Finally, there is also something called "universal precautions" that are to be used in any situation when dealing with a bodily fluid spill of any kind. Most janitorial staffs are very familiar with it and implement it whenever cleaning up a situation such as blood. When I take a new job I always tell my immediate supervisor, confidentially, of my status within the first week and ask who on staff is trained in "universal precautions."
That's my view, YMMV.
Edited by rubberwilli, Feb 8, 2007 @ 5:19 PM.
Posted Feb 15, 2007 @ 3:26 AM
Oh, my mistake it's Elizabeth.
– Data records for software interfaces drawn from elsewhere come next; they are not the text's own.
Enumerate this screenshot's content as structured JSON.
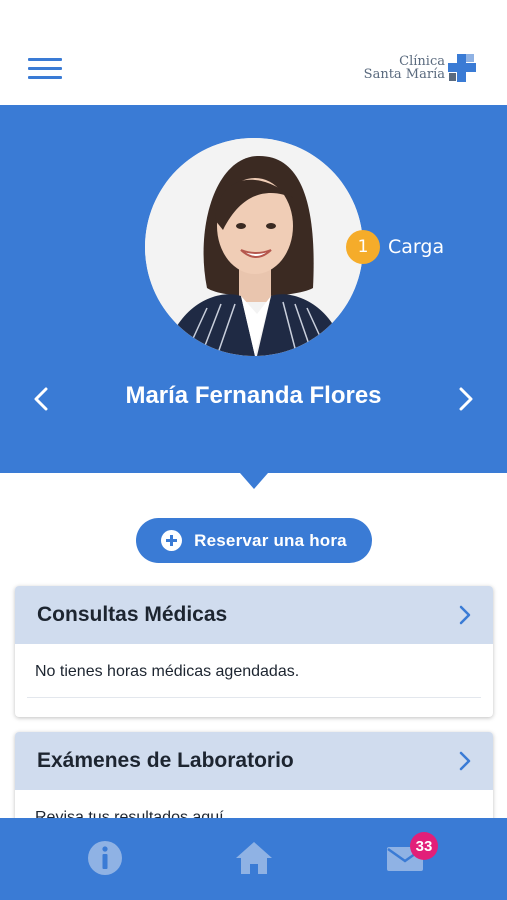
{
  "header": {
    "menu_icon": "hamburger-menu-icon",
    "logo": {
      "line1": "Clínica",
      "line2": "Santa María",
      "icon": "cross-icon",
      "color": "#5a6a7e"
    }
  },
  "profile": {
    "name": "María Fernanda Flores",
    "carga_count": "1",
    "carga_label": "Carga",
    "prev_icon": "chevron-left-icon",
    "next_icon": "chevron-right-icon",
    "background_color": "#3a7bd5",
    "badge_color": "#f5ac2a"
  },
  "actions": {
    "reserve_label": "Reservar una hora",
    "reserve_icon": "plus-circle-icon"
  },
  "cards": [
    {
      "title": "Consultas Médicas",
      "body": "No tienes horas médicas agendadas.",
      "icon": "chevron-right-icon"
    },
    {
      "title": "Exámenes de Laboratorio",
      "body": "Revisa tus resultados aquí",
      "icon": "chevron-right-icon"
    }
  ],
  "tabbar": {
    "items": [
      {
        "icon": "info-icon"
      },
      {
        "icon": "home-icon"
      },
      {
        "icon": "mail-icon",
        "badge": "33"
      }
    ],
    "badge_color": "#e21f79"
  }
}
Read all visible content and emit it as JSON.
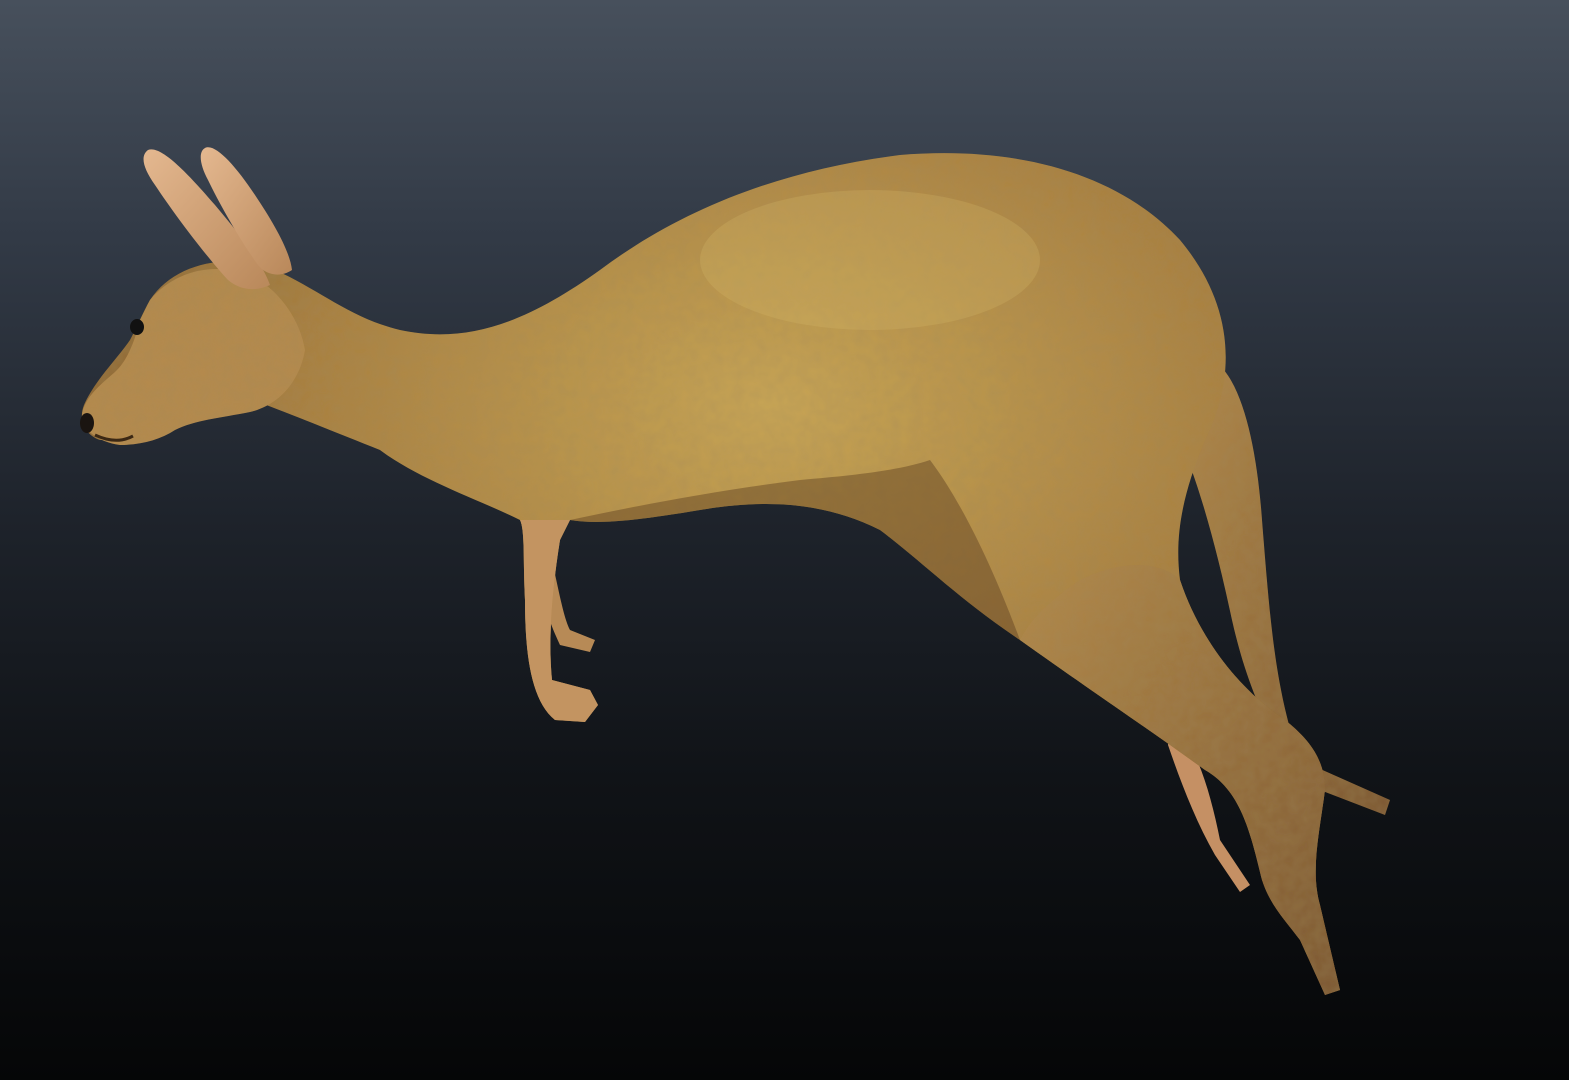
{
  "scene": {
    "subject_icon": "kangaroo-model-icon",
    "colors": {
      "background_top": "#47505c",
      "background_bottom": "#050607",
      "fur_light": "#c8a052",
      "fur_mid": "#a57a3c",
      "fur_dark": "#6e4a24",
      "skin_pale": "#e2b48a",
      "eye": "#111111"
    }
  }
}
Posted Feb 15, 2007 @ 5:22 PM
Posted Feb 22, 2007 @ 7:43 AM
One thing's for sure: I did NOT think Felicia was going home. But when I saw the judges in the space I started to get concerned. Did you see how Felicia's leopard trimmed drapes coldly slipped from Margaret's hand? That's when I knew she was in trouble. It's like when "The Profiler" holds a piece of evidence from the crime scene and gets overwhelmed with brutal visions. That's how I picture the inside of Margaret Russell's beautiful mind. Honestly, I think she might have synesthesia. Margaret, if you're reading this, please visit synesthete.org/ for more information and a diagnostic test. You owe it to yourself and your loved ones to get checked.
In the meantime, questions abound. Will the camera operator and the mystery contestant consummate their forbidden relationship? What carpenter will Carisa pick for the next challenge? Will Goil use a yellow pepper in next week's design? Guess you'll have to tune in to find out.
Posted Feb 22, 2007 @ 11:39 AM
After you spend enough time with a show, you start to notice the little things. How Michael likes to play with his cuticles during an interview. Or how Goil does a man-curtsy when he meets new people (watch as he arrives at the first garage sale...). Is there a drinking game here?
Per the assistant's suggestion, I'm in for next week. Curtsy! Salud! Goil-like-gargoyle! Salud!
Posted Mar 7, 2007 @ 12:52 AM
Posted Mar 8, 2007 @ 12:14 AM
Posted Mar 16, 2007 @ 10:06 AM
Thanks for the New Yorker cartoon link! My office is sharing it, and now we can't get any work done because we're laughing so hard!